From Stockholm to New York to Abu Dhabi: CHRGJ Highlights Intersections of Gender & Counter-Terrorism

Around the 10th anniversary of 9/11, faculty and staff of the Center for Human Rights and Global Justice traveled around the world promoting its latest report: A Decade Lost: Locating Gender in U.S. Counter-Terrorism. On September 15, 2011 in New York, CHRGJ launched its 163-page report, the first global account of how the U.S. government’s counter-terrorism efforts profoundly implicate and impact women and sexual minorities and often squeeze them between terrorism and counter-terrorism.  A Decade Lost co-authors CHRGJ Research Director Jayne Huckerby (LL.M ’04) and Gender, Human Rights, and Counter-Terrorism Fellow Lama Fakih ’08 were joined by Arun Kundnani and Christopher Rogers of the Open Society Institute, to discuss these impacts in the United States, Asia, Africa, and the Middle East and North Africa—ranging from the impact of anti-terror cuts in humanitarian aid to Somalia on women and girls to the experience of Iraqi gay men in the aftermath of the U.S. invasion to the effects of targeted killings on female family members in Pakistan. 

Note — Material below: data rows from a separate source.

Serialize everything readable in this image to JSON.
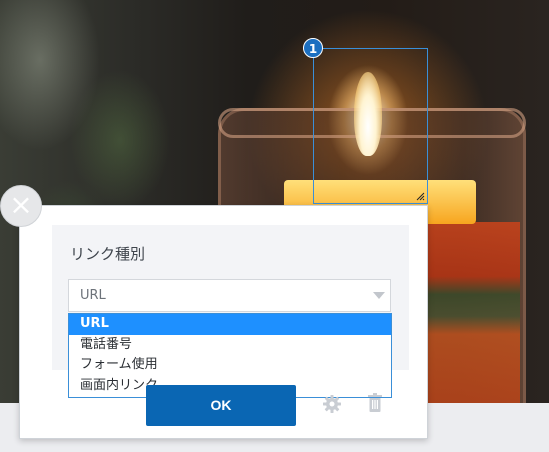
{
  "hotspot": {
    "badge": "1"
  },
  "dialog": {
    "close_symbol": "×",
    "link_type_label": "リンク種別",
    "select_value": "URL",
    "options": [
      "URL",
      "電話番号",
      "フォーム使用",
      "画面内リンク"
    ],
    "selected_index": 0,
    "ok_label": "OK"
  },
  "icons": {
    "settings": "gear-icon",
    "delete": "trash-icon",
    "dropdown": "chevron-down-icon",
    "resize": "resize-handle-icon"
  },
  "colors": {
    "accent": "#0a66b3",
    "option_highlight": "#1e90ff",
    "hotspot_border": "#3a8fd8"
  }
}
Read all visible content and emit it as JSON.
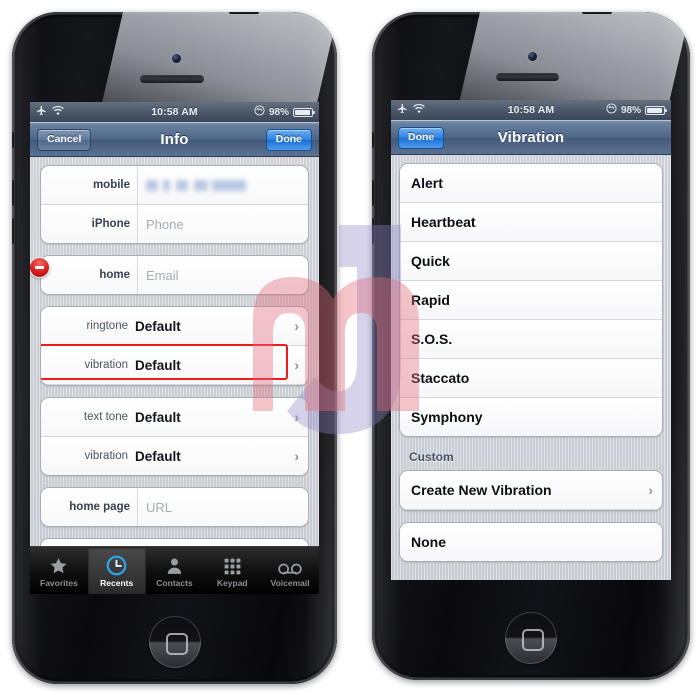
{
  "background_color": "#ffffff",
  "accent_colors": {
    "annotation_red": "#ee1b1b",
    "ios_blue": "#2c7fe0",
    "navbar_blue": "#4d6686",
    "tab_active": "#ffffff"
  },
  "watermark": {
    "text": "Jm",
    "colors": [
      "#e9a8ae",
      "#b9b2da"
    ]
  },
  "phones": [
    {
      "id": "left",
      "status_bar": {
        "airplane_icon": "airplane-icon",
        "wifi_icon": "wifi-icon",
        "time": "10:58 AM",
        "rotation_lock_icon": "rotation-lock-icon",
        "battery_percent": "98%"
      },
      "nav_bar": {
        "left_button": "Cancel",
        "title": "Info",
        "right_button": "Done"
      },
      "groups": [
        {
          "rows": [
            {
              "type": "field",
              "label": "mobile",
              "value": "",
              "blurred": true
            },
            {
              "type": "field",
              "label": "iPhone",
              "value": "Phone",
              "blurred": false
            }
          ]
        },
        {
          "rows": [
            {
              "type": "field",
              "label": "home",
              "value": "Email",
              "blurred": false
            }
          ]
        },
        {
          "rows": [
            {
              "type": "tone",
              "label": "ringtone",
              "value": "Default",
              "chevron": "›",
              "highlighted": false
            },
            {
              "type": "tone",
              "label": "vibration",
              "value": "Default",
              "chevron": "›",
              "highlighted": true
            }
          ]
        },
        {
          "rows": [
            {
              "type": "tone",
              "label": "text tone",
              "value": "Default",
              "chevron": "›",
              "highlighted": false
            },
            {
              "type": "tone",
              "label": "vibration",
              "value": "Default",
              "chevron": "›",
              "highlighted": false
            }
          ]
        },
        {
          "rows": [
            {
              "type": "field",
              "label": "home page",
              "value": "URL",
              "blurred": false
            }
          ]
        }
      ],
      "delete_badge": "remove-field-icon",
      "tab_bar": [
        {
          "label": "Favorites",
          "icon": "star-icon",
          "active": false
        },
        {
          "label": "Recents",
          "icon": "clock-icon",
          "active": true
        },
        {
          "label": "Contacts",
          "icon": "person-icon",
          "active": false
        },
        {
          "label": "Keypad",
          "icon": "keypad-icon",
          "active": false
        },
        {
          "label": "Voicemail",
          "icon": "voicemail-icon",
          "active": false
        }
      ]
    },
    {
      "id": "right",
      "status_bar": {
        "airplane_icon": "airplane-icon",
        "wifi_icon": "wifi-icon",
        "time": "10:58 AM",
        "rotation_lock_icon": "rotation-lock-icon",
        "battery_percent": "98%"
      },
      "nav_bar": {
        "left_button": "Done",
        "title": "Vibration",
        "right_button": ""
      },
      "standard_vibrations": [
        {
          "label": "Alert"
        },
        {
          "label": "Heartbeat"
        },
        {
          "label": "Quick"
        },
        {
          "label": "Rapid"
        },
        {
          "label": "S.O.S."
        },
        {
          "label": "Staccato"
        },
        {
          "label": "Symphony"
        }
      ],
      "custom_header": "Custom",
      "custom_rows": [
        {
          "label": "Create New Vibration",
          "chevron": "›",
          "highlighted": true
        }
      ],
      "none_rows": [
        {
          "label": "None",
          "chevron": "",
          "highlighted": false
        }
      ]
    }
  ]
}
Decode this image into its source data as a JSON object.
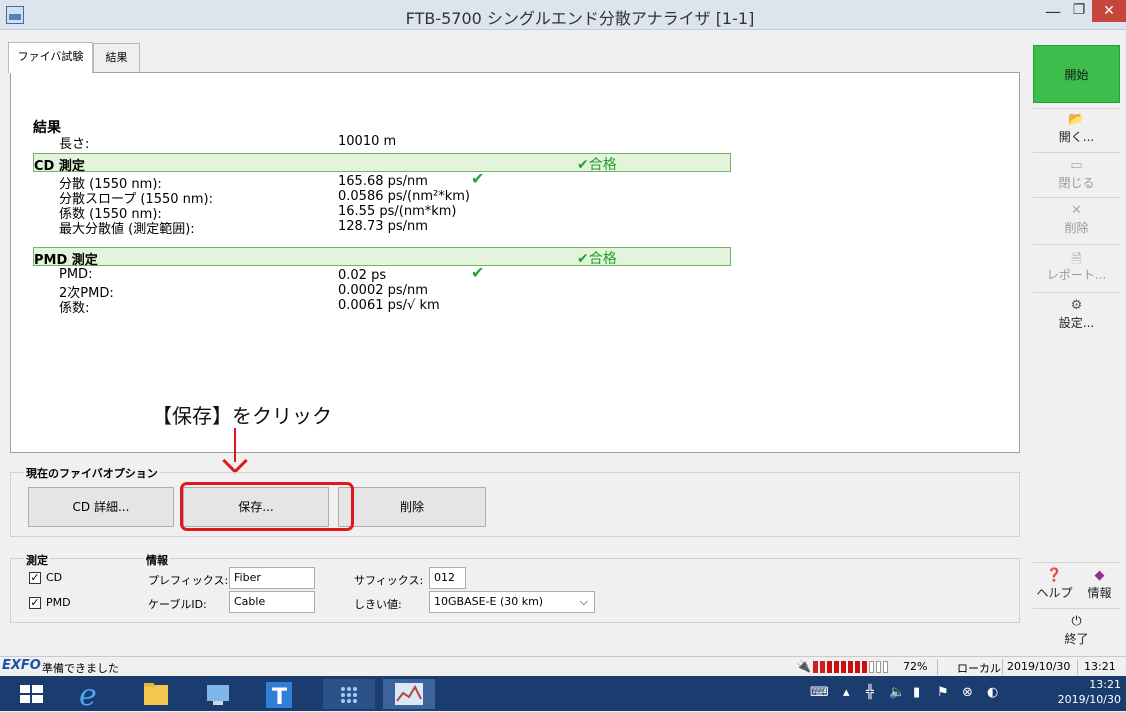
{
  "window": {
    "title": "FTB-5700 シングルエンド分散アナライザ [1-1]",
    "min_glyph": "—",
    "max_glyph": "❐",
    "close_glyph": "✕"
  },
  "tabs": [
    {
      "label": "ファイバ試験"
    },
    {
      "label": "結果"
    }
  ],
  "results": {
    "heading": "結果",
    "length_label": "長さ:",
    "length_value": "10010 m",
    "cd": {
      "title": "CD 測定",
      "status": "合格",
      "rows": [
        {
          "label": "分散 (1550 nm):",
          "value": "165.68 ps/nm",
          "check": true
        },
        {
          "label": "分散スロープ (1550 nm):",
          "value": "0.0586 ps/(nm²*km)"
        },
        {
          "label": "係数 (1550 nm):",
          "value": "16.55 ps/(nm*km)"
        },
        {
          "label": "最大分散値 (測定範囲):",
          "value": "128.73 ps/nm"
        }
      ]
    },
    "pmd": {
      "title": "PMD 測定",
      "status": "合格",
      "rows": [
        {
          "label": "PMD:",
          "value": "0.02 ps",
          "check": true
        },
        {
          "label": "2次PMD:",
          "value": "0.0002 ps/nm"
        },
        {
          "label": "係数:",
          "value": "0.0061 ps/√ km"
        }
      ]
    }
  },
  "annotation": "【保存】をクリック",
  "fiber_options": {
    "title": "現在のファイバオプション",
    "cd_detail_label": "CD 詳細...",
    "save_label": "保存...",
    "delete_label": "削除"
  },
  "measurement": {
    "title": "測定",
    "cd_label": "CD",
    "pmd_label": "PMD"
  },
  "info": {
    "title": "情報",
    "prefix_label": "プレフィックス:",
    "prefix_value": "Fiber",
    "suffix_label": "サフィックス:",
    "suffix_value": "012",
    "cable_label": "ケーブルID:",
    "cable_value": "Cable",
    "threshold_label": "しきい値:",
    "threshold_value": "10GBASE-E (30 km)"
  },
  "sidebar": {
    "start_label": "開始",
    "open_label": "開く...",
    "close_label": "閉じる",
    "delete_label": "削除",
    "report_label": "レポート...",
    "settings_label": "設定...",
    "help_label": "ヘルプ",
    "info_label": "情報",
    "exit_label": "終了"
  },
  "statusbar": {
    "brand": "EXFO",
    "status": "準備できました",
    "battery": "72%",
    "battery_level": 0.72,
    "mode": "ローカル",
    "date": "2019/10/30",
    "time": "13:21"
  },
  "taskbar": {
    "clock_time": "13:21",
    "clock_date": "2019/10/30"
  },
  "colors": {
    "accent_start": "#3dbd4b",
    "pass_green": "#21a32c",
    "highlight_red": "#e0161d",
    "taskbar": "#1b3c6e"
  }
}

A few days later, on September 19, the NYU Abu Dhabi Institute hosted the Middle East launch of A Decade Lost, with Huckerby and Fakih being joined by Sari Kouvo, co-director and co-founder, Afghanistan Analysts Network, to discuss the significance of A Decade Lost for the region.  Both launches were each attended by people coming from a range of academic, policy, non-government, and U.N. backgrounds. The Middle East launch also coincided with a NYU Abu Dhabi workshop on September 19-20, convened by CHRGJ Faculty Director Margaret Satterthwaite ’99 and Huckerby to bring together scholars and policy analysts to discuss complex legal and social issues that are addressed in their forthcoming edited volume Gender, National Security, and Counter-Terrorism: Human Rights Perspectives.

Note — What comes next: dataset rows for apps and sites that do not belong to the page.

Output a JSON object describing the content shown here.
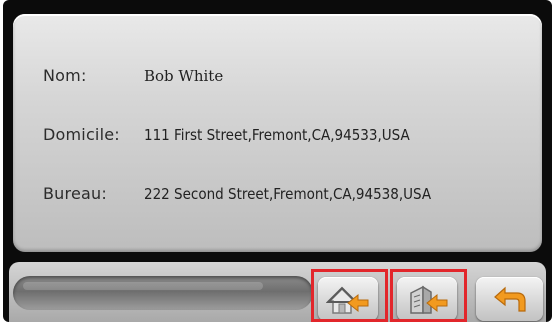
{
  "contact": {
    "name_label": "Nom:",
    "name_value": "Bob White",
    "home_label": "Domicile:",
    "home_value": "111 First Street,Fremont,CA,94533,USA",
    "office_label": "Bureau:",
    "office_value": "222 Second Street,Fremont,CA,94538,USA"
  },
  "toolbar": {
    "buttons": [
      {
        "icon": "navigate-home-icon",
        "highlighted": true
      },
      {
        "icon": "navigate-office-icon",
        "highlighted": true
      },
      {
        "icon": "back-arrow-icon",
        "highlighted": false
      }
    ]
  },
  "colors": {
    "highlight": "#e2262b",
    "arrow": "#f29a1f",
    "panel": "#d6d6d6",
    "frame": "#0b0b0b"
  }
}
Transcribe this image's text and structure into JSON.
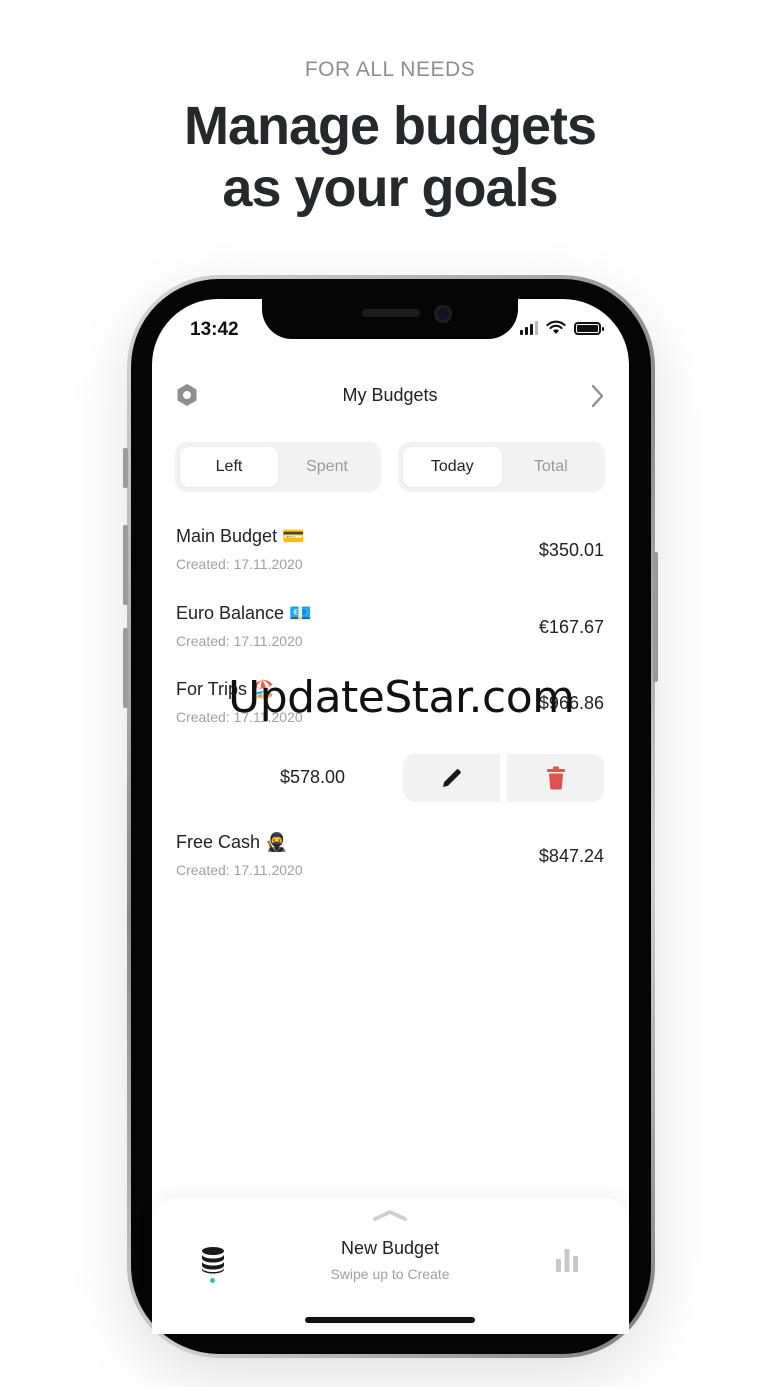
{
  "promo": {
    "eyebrow": "FOR ALL NEEDS",
    "headline_line1": "Manage budgets",
    "headline_line2": "as your goals"
  },
  "status_bar": {
    "time": "13:42",
    "icons": [
      "signal-icon",
      "wifi-icon",
      "battery-icon"
    ]
  },
  "header": {
    "title": "My Budgets",
    "left_icon": "settings-icon",
    "right_icon": "chevron-right-icon"
  },
  "segments": {
    "mode": {
      "options": [
        "Left",
        "Spent"
      ],
      "selected": "Left"
    },
    "period": {
      "options": [
        "Today",
        "Total"
      ],
      "selected": "Today"
    }
  },
  "budgets": [
    {
      "name": "Main Budget 💳",
      "created": "Created: 17.11.2020",
      "amount": "$350.01"
    },
    {
      "name": "Euro Balance 💶",
      "created": "Created: 17.11.2020",
      "amount": "€167.67"
    },
    {
      "name": "For Trips 🏖️",
      "created": "Created: 17.11.2020",
      "amount": "$966.86"
    },
    {
      "name": "Free Cash 🥷",
      "created": "Created: 17.11.2020",
      "amount": "$847.24"
    }
  ],
  "swiped_row": {
    "amount": "$578.00",
    "actions": [
      "edit-icon",
      "trash-icon"
    ],
    "delete_color": "#e05252"
  },
  "bottom_sheet": {
    "title": "New Budget",
    "hint": "Swipe up to Create",
    "left_icon": "database-icon",
    "right_icon": "bar-chart-icon",
    "active_dot_color": "#3bbf9e"
  },
  "watermark": "UpdateStar.com"
}
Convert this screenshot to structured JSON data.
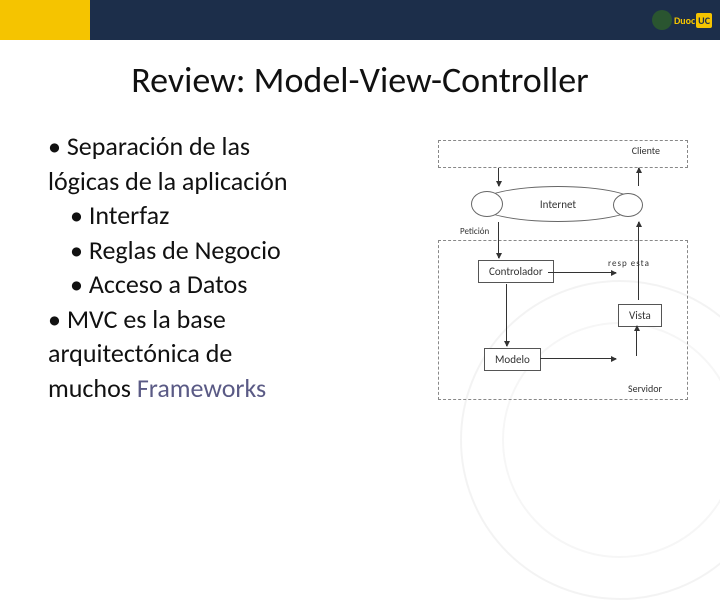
{
  "header": {
    "logo_duoc": "Duoc",
    "logo_uc": "UC"
  },
  "title": "Review: Model-View-Controller",
  "bullets": {
    "item1_line1": "• Separación de las",
    "item1_line2": "lógicas de la aplicación",
    "sub1": "• Interfaz",
    "sub2": "• Reglas de Negocio",
    "sub3": "• Acceso a Datos",
    "item2_line1": "• MVC es la base",
    "item2_line2": "arquitectónica de",
    "item2_line3_pre": "muchos ",
    "item2_line3_fw": "Frameworks"
  },
  "diagram": {
    "cliente": "Cliente",
    "servidor": "Servidor",
    "internet": "Internet",
    "controlador": "Controlador",
    "modelo": "Modelo",
    "vista": "Vista",
    "peticion": "Petición",
    "respuesta": "resp esta"
  }
}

Earlier in the month, Huckerby and Fakih also presented A Decade Lost’s findings and recommendations at a series of meetings in Stockholm, Sweden, culminating in a September 1, 2011 panel, Terror, Gender and Power—10 years post 9/11, featuring Lena Ag, secretary general of the Kvinna till Kvinna Foundation; Hans Blix, former executive chairman, UN Monitoring, Verification and Inspection Commission; Hanaa Edwar , founder and secretary-general, Iraqi Al-Amal Association, Iraq; and Huckerby.  The report’s findings were also extensively covered in key Swedish print and radio media.

Posted October 11, 2011